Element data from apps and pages
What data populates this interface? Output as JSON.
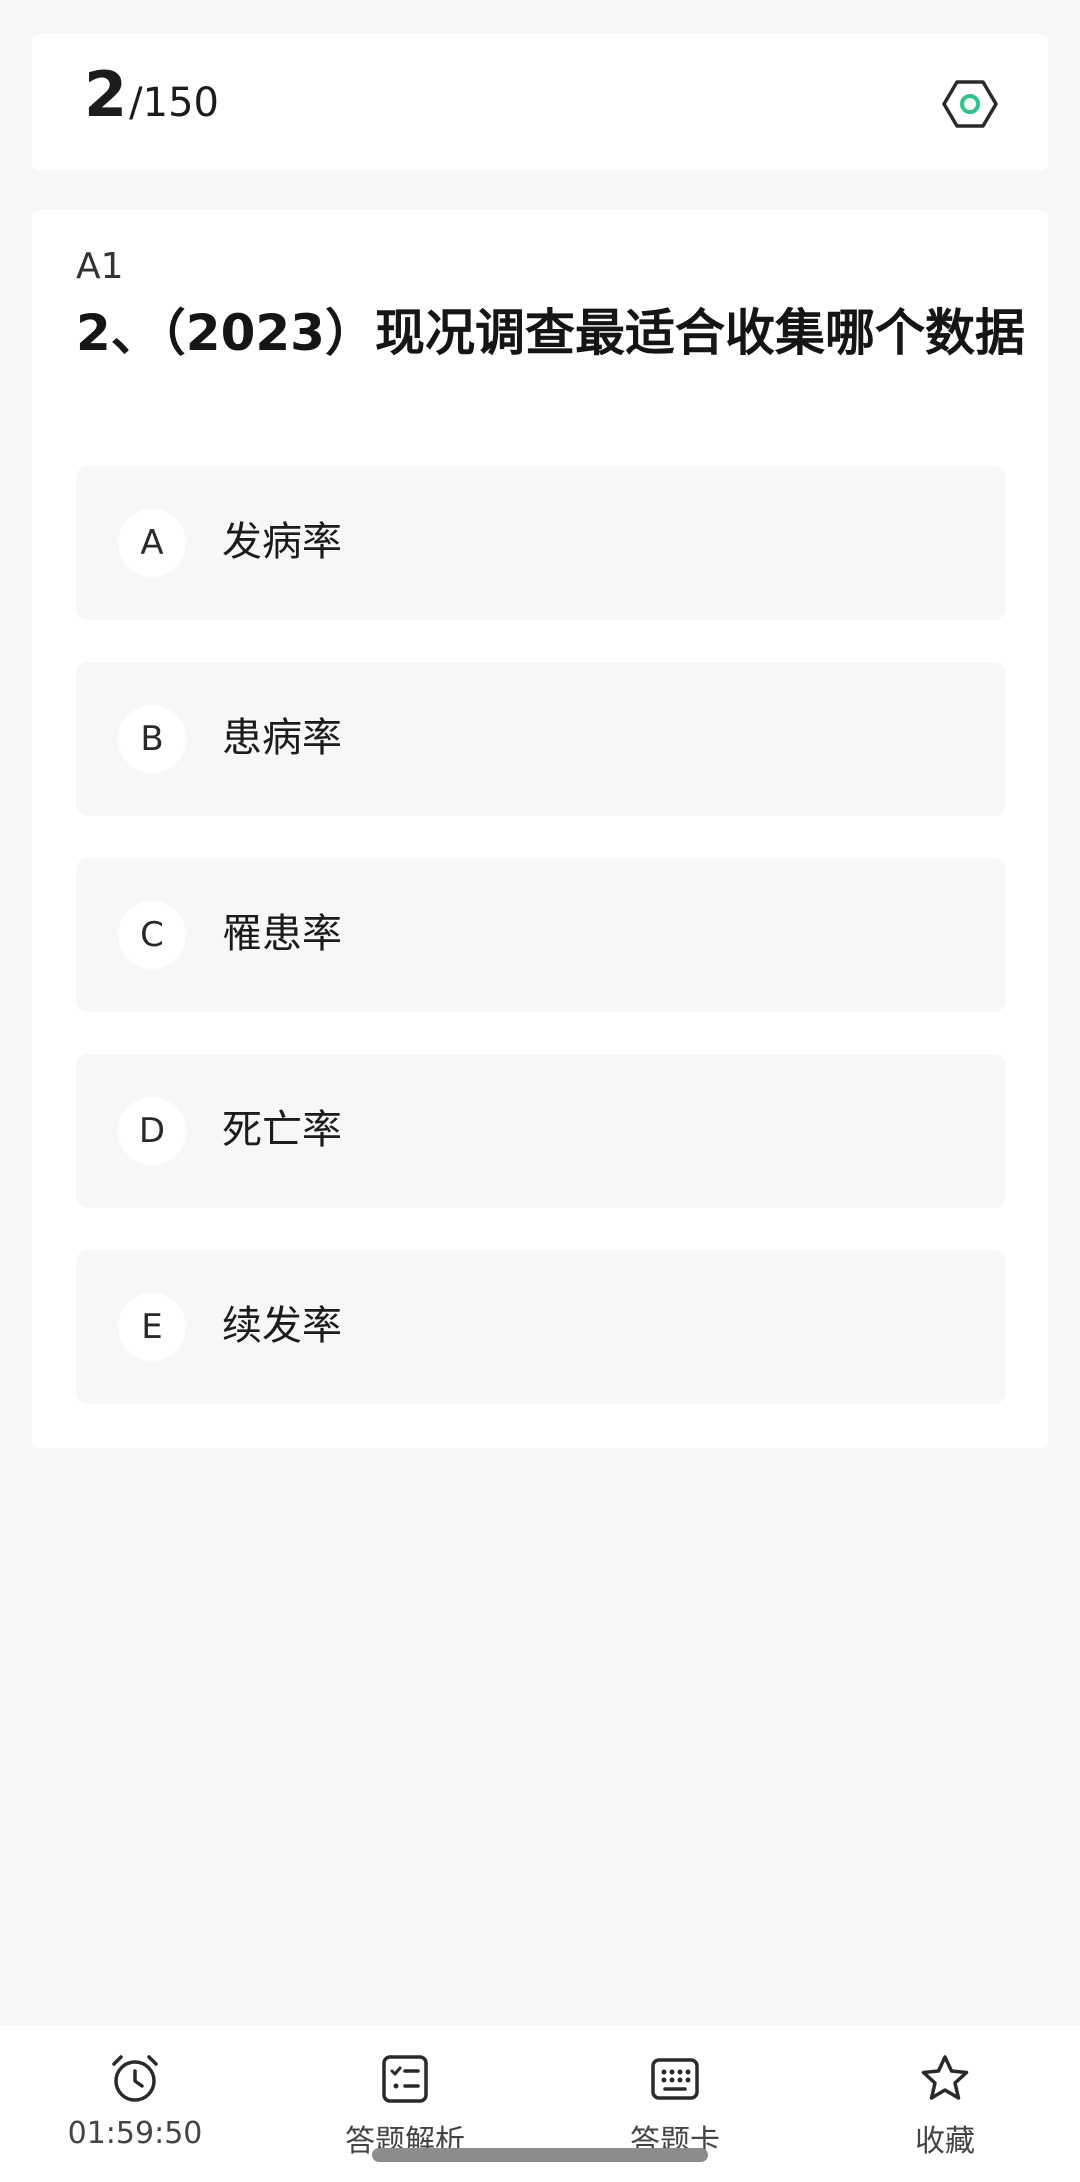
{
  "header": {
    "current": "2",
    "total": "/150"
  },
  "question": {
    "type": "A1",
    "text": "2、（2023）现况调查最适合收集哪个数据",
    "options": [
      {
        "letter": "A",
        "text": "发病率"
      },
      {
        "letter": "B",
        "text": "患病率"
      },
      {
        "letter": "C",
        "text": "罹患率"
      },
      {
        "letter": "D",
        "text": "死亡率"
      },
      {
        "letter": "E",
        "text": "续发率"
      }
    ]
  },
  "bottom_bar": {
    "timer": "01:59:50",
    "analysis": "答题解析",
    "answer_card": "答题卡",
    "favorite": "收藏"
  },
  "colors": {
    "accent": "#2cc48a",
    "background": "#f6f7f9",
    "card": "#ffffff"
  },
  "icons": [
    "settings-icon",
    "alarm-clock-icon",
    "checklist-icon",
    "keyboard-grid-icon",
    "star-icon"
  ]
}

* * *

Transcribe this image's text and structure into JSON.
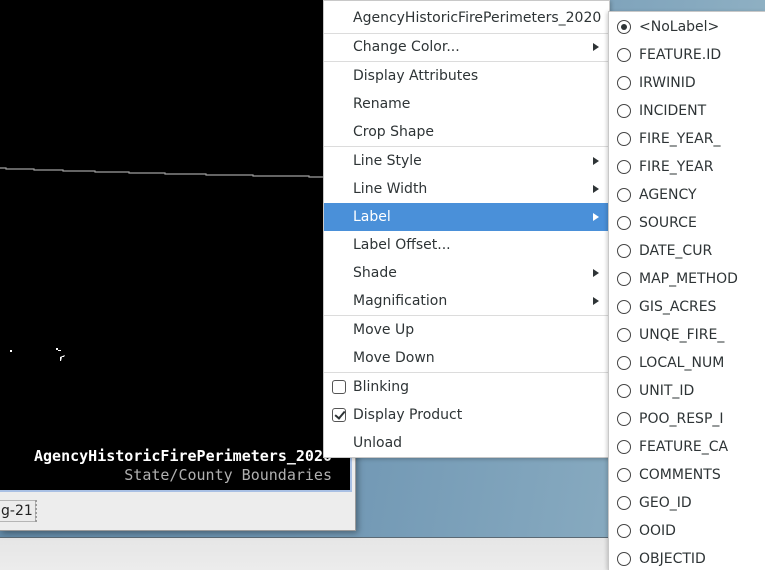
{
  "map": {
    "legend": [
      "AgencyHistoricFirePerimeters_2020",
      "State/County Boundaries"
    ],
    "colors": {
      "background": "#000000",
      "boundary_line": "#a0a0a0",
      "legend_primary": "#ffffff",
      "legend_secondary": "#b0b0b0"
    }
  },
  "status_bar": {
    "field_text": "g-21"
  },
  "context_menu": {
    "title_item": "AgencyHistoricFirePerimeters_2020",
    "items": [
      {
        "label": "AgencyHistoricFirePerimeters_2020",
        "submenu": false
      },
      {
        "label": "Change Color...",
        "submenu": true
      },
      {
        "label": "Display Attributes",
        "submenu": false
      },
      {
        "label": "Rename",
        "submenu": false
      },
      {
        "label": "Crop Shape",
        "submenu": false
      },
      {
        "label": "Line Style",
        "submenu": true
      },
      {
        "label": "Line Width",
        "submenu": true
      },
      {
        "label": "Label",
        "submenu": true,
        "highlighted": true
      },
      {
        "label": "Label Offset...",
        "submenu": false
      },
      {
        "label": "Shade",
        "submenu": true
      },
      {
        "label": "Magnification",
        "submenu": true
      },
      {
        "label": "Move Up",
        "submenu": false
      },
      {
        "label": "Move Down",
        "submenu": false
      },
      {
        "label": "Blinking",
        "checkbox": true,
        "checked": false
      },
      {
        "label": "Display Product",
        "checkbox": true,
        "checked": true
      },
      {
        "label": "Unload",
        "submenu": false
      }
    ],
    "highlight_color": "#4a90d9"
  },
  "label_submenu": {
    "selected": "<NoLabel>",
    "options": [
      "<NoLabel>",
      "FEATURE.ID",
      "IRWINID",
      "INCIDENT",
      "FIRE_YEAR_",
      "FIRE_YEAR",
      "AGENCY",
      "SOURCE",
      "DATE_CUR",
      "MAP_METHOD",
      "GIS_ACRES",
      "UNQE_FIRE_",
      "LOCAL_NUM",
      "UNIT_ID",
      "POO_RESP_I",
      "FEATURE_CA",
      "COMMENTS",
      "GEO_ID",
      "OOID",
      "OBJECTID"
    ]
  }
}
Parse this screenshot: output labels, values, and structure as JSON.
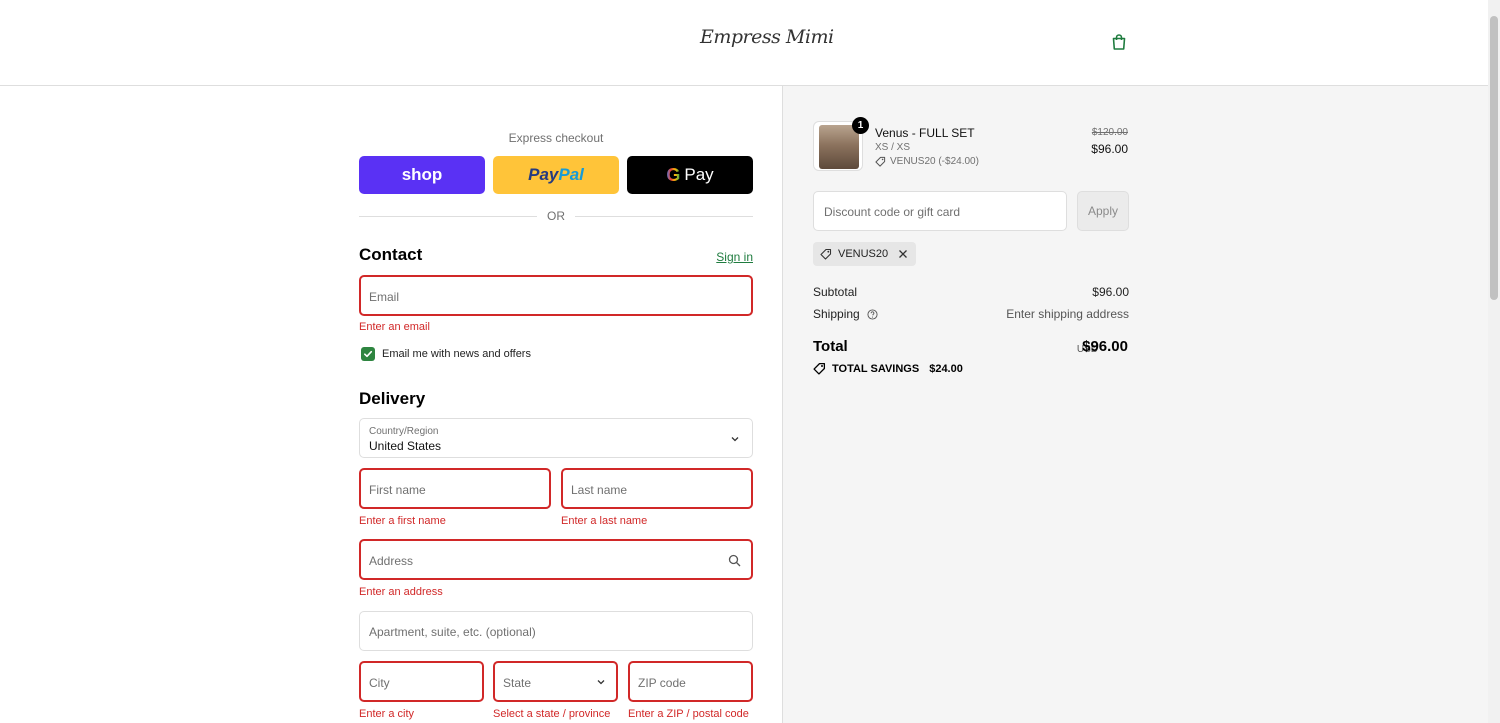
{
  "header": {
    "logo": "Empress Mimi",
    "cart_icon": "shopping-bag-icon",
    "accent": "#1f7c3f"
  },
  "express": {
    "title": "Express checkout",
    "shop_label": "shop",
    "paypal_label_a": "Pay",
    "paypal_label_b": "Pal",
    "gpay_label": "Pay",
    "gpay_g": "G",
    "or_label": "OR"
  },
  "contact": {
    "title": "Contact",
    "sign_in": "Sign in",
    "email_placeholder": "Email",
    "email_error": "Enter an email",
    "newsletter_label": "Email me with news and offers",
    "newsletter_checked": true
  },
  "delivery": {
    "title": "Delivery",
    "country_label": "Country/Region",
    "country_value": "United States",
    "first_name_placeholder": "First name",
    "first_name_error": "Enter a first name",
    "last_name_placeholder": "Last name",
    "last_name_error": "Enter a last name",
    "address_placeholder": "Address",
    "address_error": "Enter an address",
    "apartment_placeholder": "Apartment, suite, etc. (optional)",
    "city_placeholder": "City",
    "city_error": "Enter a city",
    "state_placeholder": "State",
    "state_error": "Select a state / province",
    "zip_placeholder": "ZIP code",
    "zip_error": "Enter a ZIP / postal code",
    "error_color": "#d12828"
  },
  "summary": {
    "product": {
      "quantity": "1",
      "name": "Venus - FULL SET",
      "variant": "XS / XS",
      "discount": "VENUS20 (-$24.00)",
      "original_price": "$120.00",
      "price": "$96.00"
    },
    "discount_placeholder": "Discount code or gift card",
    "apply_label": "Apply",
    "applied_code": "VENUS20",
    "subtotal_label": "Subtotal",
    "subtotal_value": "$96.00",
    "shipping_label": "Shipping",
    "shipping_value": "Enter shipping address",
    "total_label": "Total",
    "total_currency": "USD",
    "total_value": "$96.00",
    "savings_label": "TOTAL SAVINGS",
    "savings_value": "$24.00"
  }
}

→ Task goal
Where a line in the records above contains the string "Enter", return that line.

→ Written answer
    "email_error": "Enter an email",
    "first_name_error": "Enter a first name",
    "last_name_error": "Enter a last name",
    "address_error": "Enter an address",
    "city_error": "Enter a city",
    "zip_error": "Enter a ZIP / postal code",
    "shipping_value": "Enter shipping address",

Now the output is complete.